Thursday, May 23, 2013

Day 17 to FP - Our Blissful Day

Time: 2330UTC, COG 250T, SOG 5.0kts, Distance Remaining: 549nm

It is a day from heaven after a night from hell. Mostly Mark's part of the
night was as frustrating and annoying as could be. Already being exhausted
didn't help. His shift started at 6:30pm, with a nasty squall approaching
our very exact position. It played around with the wind and had rain in it,
drenching Irie and all its exposed contents in dire need of rinsing. When
the squall moved on, so did the wind. Not even one knot stayed behind. Our
boat was totally becalmed, sails flapping, rigging creaking and banging from
the left-right movement in the churned up seas. Half an hour of motoring
brought us to a slightly better place to be.

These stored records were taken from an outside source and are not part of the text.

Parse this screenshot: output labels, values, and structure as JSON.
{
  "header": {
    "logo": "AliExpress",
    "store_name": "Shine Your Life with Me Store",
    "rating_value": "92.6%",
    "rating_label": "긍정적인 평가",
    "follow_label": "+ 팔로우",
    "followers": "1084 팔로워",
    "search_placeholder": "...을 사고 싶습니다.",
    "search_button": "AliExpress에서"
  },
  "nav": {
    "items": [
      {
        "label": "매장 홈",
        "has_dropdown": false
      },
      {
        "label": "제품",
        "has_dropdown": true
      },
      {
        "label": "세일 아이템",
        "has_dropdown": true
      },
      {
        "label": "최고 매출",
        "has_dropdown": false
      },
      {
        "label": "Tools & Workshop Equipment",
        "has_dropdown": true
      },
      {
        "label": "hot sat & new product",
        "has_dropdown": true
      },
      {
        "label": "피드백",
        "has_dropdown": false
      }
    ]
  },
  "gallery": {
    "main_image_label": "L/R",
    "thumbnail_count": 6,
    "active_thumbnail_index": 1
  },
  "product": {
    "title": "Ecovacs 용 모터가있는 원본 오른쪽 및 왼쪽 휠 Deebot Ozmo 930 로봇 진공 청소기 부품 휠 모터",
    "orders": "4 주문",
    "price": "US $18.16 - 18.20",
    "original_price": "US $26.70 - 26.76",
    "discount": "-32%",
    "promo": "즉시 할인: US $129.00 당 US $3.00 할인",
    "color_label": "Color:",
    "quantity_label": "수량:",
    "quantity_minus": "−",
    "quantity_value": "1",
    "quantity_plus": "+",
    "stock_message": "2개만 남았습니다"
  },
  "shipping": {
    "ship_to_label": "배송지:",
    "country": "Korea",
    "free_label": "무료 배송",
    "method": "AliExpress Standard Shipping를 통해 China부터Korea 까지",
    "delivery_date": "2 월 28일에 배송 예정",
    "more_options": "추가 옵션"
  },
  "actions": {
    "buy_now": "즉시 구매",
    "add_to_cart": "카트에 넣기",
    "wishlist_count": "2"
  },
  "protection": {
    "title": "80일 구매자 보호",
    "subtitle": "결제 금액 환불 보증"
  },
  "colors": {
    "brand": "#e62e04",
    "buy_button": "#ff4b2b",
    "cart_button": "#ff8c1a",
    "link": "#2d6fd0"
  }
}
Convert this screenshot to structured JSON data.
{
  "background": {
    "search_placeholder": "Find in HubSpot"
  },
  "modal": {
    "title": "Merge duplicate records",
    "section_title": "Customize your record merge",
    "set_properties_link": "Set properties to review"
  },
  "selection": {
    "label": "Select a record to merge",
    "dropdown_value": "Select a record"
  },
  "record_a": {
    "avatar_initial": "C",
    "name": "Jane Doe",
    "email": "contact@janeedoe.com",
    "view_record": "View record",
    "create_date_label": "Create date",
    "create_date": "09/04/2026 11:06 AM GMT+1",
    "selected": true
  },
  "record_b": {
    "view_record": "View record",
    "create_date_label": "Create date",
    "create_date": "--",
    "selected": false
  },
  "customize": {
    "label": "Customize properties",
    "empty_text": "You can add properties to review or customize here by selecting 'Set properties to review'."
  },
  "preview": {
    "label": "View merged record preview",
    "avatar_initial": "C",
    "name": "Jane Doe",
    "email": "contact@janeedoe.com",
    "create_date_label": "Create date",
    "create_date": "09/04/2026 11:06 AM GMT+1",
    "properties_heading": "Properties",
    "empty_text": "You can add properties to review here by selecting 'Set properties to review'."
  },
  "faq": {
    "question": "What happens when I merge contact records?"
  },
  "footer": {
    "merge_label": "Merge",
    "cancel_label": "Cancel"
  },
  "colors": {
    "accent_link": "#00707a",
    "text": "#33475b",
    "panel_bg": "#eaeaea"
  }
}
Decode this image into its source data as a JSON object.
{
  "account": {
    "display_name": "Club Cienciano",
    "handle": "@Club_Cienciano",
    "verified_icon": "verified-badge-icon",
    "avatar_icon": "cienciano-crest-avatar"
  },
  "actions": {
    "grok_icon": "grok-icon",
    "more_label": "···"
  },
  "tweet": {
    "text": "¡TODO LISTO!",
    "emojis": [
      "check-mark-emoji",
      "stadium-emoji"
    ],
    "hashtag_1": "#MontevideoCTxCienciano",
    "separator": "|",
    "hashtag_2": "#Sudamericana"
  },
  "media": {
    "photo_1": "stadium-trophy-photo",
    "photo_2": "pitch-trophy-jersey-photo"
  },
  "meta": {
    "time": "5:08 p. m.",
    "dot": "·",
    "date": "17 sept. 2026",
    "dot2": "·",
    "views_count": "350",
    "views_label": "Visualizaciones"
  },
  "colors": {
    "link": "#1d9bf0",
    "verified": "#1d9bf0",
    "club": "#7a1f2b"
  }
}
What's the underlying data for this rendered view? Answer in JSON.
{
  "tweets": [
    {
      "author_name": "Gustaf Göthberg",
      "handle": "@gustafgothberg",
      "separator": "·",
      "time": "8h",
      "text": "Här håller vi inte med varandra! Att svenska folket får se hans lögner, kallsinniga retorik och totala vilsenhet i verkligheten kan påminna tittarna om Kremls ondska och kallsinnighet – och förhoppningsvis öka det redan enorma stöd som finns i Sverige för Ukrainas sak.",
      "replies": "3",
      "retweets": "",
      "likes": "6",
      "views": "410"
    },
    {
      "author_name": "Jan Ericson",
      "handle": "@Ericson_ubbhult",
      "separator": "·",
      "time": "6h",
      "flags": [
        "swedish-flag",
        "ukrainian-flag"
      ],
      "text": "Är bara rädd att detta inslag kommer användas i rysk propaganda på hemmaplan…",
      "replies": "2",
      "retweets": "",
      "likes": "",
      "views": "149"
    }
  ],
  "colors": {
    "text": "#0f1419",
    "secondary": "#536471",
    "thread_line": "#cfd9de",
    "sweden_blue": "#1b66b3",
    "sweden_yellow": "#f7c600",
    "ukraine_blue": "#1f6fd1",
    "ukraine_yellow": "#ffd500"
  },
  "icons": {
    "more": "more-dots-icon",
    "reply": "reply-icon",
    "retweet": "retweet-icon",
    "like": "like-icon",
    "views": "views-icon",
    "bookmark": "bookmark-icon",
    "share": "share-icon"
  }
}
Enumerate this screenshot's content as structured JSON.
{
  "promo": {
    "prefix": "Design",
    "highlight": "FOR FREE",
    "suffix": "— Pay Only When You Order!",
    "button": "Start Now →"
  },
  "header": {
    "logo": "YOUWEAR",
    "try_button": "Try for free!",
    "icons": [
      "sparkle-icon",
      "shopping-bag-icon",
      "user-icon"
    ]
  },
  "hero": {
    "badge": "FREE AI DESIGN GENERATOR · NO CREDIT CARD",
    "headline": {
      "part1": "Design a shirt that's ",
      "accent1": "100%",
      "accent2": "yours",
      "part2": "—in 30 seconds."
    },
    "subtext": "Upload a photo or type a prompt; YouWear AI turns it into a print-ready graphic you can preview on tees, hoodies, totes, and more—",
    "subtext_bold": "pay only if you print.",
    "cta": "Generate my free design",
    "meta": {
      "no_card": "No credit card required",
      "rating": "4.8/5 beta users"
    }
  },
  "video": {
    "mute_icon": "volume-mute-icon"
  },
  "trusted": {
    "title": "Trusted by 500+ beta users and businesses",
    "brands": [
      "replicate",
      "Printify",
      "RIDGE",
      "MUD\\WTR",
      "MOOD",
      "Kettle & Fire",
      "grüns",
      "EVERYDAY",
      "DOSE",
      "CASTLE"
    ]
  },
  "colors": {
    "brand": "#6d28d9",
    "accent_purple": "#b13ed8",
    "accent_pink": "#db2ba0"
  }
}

A tiny breeze came back, out of a very inconvenient direction for Irie at
night (when the spinnaker is put away): directly behind her. Mark tried full
jib and mainsail, part jib and the main, just the main; nothing worked to
stay on course and keep moving. We didn't want to be 30° off course all
night, doing better speed with two sails, so he resorted to the slowest
option, mainsail only, to give boat and crew some needed rest and only be
off course 10°. While the wind fluctuated all night, and more squalls
arrived, Irie was creeping along at 3 knots.

The first part of my shift looked alike, except that our speed dropped below
3 knots. Grrrrr... But around 3am, my muffled begging, cursing, promising
and complaining was heard. The wind shifted to a better direction (SE), I
unfurled the jib, got on course and launched Irie towards the Gambiers at
4-5 knots. My smile was back. The night ended with the gorgeous setting of a
near full moon.

Today started then with a pretty sunrise, opening up the skies. Would day 17
be the one perfect day? The mainsail received two reefs, the spinnaker
replaced the jib and Mark joined me in the cockpit. After an hour of
fighting the collapsing spinnaker, we dropped the main all the way and let
the colorful light air sail scoop up all the wind. The sky is light blue
with a few puffy clouds, the ocean is deep blue and calm and comfortable.
Irie is whizzing along again at 5-6 knots. Sailing at its best! For now.
When the night approaches, we will have to take the spinnaker down again
(you don't want to get caught by a squall with that thing up) and figure out
a new set-up. Hopefully the wind will agree with us from the start, this

No comments: